** WORK TASK **
What is needed is a copy of each line in the listing that contains "zoom".
*** Opening RECORDS FOR THE TASK ***
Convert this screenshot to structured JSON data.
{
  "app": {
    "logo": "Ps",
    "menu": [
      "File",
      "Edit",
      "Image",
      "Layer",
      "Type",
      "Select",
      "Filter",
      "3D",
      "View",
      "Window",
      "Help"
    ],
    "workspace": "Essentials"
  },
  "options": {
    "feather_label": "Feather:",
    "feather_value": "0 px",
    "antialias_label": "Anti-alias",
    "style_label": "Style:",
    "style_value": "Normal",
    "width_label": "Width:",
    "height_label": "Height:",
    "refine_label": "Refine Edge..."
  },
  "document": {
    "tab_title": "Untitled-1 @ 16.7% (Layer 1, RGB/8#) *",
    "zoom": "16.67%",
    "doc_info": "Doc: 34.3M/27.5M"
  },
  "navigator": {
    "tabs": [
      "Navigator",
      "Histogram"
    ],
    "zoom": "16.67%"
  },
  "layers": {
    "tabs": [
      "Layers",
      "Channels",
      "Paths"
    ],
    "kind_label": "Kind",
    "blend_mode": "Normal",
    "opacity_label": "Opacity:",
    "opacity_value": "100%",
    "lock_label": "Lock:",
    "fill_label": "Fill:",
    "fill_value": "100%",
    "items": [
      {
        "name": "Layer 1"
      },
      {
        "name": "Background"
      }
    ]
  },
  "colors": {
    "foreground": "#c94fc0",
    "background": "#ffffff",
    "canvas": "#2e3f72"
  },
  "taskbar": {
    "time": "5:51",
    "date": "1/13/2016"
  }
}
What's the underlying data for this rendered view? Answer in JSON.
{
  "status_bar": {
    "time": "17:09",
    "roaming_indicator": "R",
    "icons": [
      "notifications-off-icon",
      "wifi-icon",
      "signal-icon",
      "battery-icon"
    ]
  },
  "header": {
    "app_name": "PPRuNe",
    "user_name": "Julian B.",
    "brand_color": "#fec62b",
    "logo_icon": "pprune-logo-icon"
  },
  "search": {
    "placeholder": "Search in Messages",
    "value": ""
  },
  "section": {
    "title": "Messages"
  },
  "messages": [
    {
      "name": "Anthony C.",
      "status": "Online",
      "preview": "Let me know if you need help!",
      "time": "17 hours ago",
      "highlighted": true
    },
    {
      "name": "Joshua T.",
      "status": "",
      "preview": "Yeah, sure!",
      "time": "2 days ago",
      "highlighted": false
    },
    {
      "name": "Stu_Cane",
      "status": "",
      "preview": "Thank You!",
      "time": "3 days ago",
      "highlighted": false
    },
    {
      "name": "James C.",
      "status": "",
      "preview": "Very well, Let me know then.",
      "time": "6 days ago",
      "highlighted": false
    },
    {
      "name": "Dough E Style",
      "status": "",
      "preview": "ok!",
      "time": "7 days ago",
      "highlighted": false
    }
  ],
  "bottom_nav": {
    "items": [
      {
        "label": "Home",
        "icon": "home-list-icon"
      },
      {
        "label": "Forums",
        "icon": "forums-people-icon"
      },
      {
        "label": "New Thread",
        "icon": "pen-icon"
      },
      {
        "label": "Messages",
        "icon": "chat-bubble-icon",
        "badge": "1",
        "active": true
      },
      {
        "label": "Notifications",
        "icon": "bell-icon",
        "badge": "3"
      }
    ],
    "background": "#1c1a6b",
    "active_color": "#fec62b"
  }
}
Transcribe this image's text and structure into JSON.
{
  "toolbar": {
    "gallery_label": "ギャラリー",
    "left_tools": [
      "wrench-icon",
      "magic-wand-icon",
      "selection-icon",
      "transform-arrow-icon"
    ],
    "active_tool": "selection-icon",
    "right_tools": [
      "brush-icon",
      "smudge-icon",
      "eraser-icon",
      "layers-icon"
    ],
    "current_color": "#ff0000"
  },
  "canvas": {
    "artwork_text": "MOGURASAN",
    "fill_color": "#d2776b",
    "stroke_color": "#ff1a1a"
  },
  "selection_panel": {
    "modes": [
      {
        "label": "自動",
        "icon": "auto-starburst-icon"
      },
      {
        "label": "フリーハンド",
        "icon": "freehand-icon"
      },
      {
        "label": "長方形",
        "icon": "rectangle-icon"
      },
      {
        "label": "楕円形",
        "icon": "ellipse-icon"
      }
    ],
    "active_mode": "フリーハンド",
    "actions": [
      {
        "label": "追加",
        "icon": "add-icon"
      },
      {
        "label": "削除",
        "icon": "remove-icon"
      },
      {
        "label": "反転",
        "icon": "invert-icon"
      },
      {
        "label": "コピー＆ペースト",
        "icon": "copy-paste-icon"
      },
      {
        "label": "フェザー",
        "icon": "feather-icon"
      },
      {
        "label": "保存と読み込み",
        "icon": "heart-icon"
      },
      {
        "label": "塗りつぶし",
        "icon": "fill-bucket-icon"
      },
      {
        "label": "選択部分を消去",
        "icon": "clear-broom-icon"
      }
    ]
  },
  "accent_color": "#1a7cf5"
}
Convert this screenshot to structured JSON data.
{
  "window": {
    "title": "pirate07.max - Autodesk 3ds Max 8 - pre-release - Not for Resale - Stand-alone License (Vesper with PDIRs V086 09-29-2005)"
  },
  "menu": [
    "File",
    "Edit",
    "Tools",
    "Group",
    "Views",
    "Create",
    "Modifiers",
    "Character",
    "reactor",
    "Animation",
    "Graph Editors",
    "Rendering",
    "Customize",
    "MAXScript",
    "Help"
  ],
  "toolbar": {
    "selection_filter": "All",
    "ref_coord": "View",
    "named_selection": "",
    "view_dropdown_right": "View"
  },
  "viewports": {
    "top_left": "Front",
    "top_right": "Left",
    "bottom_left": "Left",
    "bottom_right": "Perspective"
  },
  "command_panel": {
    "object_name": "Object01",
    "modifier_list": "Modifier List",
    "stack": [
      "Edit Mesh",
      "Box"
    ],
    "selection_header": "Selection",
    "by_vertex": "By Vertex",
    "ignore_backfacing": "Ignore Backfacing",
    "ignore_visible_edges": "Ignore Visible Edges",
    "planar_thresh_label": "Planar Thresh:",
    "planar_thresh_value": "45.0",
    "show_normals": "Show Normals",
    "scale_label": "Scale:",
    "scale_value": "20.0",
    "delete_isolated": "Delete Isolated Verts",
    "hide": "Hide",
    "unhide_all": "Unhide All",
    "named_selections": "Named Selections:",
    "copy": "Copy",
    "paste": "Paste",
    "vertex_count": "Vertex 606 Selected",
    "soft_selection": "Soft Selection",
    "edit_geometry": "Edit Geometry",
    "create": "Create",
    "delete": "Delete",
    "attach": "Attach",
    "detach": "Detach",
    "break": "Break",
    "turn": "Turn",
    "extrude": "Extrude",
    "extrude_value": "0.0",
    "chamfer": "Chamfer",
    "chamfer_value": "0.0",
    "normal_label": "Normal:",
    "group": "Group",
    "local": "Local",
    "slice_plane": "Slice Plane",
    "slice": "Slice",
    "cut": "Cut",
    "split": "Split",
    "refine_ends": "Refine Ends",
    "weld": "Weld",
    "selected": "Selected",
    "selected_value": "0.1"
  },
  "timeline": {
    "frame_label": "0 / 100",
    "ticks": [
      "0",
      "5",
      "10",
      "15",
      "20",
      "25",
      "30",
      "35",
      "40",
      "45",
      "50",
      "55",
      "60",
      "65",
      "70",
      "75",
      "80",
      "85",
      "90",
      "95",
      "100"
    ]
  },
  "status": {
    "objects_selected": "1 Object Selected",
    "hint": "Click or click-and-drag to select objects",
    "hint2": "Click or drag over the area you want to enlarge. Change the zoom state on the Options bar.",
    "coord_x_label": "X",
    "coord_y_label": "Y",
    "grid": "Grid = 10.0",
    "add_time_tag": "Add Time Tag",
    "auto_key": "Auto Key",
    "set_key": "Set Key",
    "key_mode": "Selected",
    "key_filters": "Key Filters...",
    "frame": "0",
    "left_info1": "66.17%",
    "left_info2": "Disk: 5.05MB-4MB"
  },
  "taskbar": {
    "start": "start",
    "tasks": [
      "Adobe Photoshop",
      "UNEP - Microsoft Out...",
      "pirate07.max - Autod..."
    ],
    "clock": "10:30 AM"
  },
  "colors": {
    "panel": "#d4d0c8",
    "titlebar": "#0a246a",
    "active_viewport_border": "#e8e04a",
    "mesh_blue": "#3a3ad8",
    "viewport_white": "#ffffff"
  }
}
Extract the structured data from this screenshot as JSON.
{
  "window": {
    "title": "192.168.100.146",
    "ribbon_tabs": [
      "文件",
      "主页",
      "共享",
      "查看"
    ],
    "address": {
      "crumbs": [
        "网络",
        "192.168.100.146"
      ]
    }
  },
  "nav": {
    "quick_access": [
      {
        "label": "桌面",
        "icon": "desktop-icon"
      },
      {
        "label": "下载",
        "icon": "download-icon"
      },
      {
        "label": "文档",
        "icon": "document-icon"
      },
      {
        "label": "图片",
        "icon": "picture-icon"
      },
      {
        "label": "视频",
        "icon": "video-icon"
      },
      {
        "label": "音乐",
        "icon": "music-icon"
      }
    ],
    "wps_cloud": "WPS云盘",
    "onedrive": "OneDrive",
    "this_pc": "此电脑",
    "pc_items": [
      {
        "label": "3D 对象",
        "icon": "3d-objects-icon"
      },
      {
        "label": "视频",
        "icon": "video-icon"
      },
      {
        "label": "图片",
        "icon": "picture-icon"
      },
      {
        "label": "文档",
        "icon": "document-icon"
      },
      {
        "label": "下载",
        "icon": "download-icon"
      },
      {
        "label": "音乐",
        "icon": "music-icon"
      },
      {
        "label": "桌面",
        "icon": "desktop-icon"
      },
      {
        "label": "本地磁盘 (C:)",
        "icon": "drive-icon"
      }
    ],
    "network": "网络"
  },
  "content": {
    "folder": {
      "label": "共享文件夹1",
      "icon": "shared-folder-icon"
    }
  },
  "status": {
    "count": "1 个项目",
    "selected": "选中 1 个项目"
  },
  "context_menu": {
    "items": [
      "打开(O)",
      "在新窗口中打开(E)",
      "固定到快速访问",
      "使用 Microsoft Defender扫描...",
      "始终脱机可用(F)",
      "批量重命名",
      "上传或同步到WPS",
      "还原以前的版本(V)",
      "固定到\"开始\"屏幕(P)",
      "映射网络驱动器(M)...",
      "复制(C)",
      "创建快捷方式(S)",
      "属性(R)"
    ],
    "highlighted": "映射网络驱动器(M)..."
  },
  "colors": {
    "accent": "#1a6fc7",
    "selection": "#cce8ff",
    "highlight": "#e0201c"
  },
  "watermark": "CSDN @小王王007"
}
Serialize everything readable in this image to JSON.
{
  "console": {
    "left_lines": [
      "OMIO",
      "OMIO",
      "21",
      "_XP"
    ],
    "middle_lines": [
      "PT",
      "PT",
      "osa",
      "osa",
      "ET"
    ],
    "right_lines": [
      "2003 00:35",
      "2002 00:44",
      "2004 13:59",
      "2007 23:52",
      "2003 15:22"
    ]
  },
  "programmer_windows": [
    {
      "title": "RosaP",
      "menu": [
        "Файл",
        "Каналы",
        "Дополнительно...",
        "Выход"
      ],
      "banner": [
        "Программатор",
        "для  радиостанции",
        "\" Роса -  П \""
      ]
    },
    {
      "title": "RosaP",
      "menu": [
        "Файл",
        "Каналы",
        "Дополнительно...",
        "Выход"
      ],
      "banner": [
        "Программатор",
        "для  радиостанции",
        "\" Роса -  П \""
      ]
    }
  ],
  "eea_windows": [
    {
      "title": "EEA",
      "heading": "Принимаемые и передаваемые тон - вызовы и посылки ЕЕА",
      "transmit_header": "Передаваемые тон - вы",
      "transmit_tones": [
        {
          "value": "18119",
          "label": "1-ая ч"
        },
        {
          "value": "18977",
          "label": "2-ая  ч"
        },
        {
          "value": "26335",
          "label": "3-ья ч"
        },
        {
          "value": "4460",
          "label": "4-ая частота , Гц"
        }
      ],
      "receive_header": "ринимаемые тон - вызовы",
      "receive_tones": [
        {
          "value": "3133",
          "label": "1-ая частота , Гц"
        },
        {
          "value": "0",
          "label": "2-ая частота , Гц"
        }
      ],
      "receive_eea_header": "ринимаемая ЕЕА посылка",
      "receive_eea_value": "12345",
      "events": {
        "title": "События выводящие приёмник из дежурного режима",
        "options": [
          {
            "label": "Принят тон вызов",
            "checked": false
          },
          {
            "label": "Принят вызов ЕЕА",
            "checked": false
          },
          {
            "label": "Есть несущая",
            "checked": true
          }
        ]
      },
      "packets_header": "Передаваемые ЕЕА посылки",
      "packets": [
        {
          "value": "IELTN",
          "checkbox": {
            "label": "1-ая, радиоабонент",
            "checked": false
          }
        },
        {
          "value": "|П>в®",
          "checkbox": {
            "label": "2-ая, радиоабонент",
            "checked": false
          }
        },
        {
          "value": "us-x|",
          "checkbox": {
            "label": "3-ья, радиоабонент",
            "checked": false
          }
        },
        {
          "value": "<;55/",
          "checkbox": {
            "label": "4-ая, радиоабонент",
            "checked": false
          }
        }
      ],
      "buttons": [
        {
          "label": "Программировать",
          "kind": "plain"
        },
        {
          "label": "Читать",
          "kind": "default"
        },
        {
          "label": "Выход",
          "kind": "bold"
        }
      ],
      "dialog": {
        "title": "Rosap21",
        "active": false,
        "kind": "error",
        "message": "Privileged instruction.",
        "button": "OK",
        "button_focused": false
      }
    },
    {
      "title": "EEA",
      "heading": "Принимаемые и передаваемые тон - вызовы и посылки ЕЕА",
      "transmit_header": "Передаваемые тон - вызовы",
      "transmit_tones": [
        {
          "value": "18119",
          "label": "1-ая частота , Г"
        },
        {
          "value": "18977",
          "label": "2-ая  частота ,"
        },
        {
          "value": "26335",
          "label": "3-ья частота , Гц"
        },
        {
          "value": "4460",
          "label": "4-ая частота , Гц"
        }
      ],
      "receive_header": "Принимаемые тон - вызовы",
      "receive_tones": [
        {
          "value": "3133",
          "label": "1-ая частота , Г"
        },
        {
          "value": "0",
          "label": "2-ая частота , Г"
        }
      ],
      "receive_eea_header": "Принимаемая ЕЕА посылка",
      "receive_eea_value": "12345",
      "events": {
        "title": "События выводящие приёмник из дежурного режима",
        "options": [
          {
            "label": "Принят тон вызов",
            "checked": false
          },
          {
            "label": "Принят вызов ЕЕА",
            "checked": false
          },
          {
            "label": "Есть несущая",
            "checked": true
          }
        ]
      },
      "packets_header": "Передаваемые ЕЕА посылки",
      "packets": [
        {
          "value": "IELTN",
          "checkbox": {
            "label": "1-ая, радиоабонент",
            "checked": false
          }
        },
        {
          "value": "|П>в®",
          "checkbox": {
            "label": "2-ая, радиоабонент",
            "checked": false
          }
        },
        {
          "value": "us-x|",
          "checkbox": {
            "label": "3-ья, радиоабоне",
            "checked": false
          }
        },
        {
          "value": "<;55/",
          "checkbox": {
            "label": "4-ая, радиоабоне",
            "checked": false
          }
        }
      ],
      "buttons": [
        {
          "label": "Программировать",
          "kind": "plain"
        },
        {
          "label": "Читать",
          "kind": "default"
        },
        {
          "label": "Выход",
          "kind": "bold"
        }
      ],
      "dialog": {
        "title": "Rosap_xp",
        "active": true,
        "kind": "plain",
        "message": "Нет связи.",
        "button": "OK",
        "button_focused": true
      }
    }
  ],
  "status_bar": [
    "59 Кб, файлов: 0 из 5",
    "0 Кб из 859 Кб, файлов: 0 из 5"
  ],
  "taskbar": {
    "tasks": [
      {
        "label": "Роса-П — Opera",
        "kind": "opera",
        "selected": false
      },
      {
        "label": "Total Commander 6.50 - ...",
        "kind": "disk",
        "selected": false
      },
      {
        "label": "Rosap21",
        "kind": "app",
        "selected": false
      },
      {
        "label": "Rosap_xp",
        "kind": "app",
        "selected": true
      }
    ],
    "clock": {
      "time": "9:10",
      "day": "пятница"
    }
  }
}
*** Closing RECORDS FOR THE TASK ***
** YOUR RESPONSE **
    "zoom": "16.67%",
    "zoom": "16.67%"
    "hint2": "Click or drag over the area you want to enlarge. Change the zoom state on the Options bar.",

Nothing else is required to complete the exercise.